Content starts

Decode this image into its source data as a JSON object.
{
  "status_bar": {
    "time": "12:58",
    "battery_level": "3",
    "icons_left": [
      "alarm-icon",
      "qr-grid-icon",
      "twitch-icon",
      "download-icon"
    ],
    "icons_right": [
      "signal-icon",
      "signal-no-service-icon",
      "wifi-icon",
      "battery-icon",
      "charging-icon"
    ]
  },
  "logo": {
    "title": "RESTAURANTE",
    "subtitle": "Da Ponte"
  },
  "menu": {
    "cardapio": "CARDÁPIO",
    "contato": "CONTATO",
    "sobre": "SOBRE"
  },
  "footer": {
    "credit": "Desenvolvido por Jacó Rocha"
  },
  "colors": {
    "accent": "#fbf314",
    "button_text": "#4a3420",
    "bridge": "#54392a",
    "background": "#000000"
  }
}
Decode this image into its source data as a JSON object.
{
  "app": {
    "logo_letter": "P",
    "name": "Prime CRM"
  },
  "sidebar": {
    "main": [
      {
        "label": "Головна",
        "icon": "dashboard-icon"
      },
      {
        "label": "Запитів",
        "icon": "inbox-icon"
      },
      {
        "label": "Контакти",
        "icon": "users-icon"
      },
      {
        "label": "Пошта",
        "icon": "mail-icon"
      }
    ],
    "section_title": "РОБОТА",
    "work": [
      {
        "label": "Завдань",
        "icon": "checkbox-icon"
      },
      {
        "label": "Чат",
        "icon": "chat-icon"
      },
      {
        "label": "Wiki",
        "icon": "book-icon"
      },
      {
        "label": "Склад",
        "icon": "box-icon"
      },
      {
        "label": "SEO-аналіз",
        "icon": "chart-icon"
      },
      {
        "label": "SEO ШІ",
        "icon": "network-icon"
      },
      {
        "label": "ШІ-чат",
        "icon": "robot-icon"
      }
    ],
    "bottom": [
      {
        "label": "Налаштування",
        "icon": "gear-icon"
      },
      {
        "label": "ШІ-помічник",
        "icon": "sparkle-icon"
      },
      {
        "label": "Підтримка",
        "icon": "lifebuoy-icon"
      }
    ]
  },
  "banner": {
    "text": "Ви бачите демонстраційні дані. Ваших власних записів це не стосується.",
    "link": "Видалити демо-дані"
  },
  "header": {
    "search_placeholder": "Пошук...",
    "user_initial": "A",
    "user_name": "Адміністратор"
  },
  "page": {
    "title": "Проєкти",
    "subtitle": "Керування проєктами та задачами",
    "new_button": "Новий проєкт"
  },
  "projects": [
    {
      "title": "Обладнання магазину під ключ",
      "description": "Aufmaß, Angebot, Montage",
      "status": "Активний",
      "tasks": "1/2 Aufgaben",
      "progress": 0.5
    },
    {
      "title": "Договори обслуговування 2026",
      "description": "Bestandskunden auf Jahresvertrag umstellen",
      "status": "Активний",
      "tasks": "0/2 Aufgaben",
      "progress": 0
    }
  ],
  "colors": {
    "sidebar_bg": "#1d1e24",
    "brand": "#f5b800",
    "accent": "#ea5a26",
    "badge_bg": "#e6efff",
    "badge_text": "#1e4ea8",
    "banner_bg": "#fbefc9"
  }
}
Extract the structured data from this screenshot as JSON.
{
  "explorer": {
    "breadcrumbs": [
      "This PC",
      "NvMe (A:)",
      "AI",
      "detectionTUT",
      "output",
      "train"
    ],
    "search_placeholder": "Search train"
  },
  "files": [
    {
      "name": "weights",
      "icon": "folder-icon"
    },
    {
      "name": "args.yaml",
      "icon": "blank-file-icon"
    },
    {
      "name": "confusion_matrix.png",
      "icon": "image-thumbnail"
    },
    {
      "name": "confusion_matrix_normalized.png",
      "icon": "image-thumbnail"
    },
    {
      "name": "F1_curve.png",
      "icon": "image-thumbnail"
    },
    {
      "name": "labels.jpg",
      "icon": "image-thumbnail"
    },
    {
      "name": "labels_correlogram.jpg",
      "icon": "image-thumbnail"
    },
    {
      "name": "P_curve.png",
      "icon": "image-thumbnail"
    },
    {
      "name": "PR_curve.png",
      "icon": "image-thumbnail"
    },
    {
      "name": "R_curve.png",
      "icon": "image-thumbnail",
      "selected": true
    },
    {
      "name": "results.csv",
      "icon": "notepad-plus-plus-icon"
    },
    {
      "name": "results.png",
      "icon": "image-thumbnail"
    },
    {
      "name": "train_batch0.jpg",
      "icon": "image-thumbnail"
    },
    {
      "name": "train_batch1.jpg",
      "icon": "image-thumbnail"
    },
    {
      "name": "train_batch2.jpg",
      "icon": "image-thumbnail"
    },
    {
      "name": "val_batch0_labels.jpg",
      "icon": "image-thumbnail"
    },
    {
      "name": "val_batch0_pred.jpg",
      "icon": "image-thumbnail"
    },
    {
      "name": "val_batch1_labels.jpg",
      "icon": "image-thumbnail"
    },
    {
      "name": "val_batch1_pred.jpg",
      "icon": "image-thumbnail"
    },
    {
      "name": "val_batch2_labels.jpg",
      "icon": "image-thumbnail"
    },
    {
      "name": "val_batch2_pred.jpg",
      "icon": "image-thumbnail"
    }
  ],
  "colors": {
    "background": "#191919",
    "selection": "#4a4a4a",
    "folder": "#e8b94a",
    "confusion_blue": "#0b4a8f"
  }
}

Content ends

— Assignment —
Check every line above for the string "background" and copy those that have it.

— Response area —
    "background": "#000000"
    "background": "#191919",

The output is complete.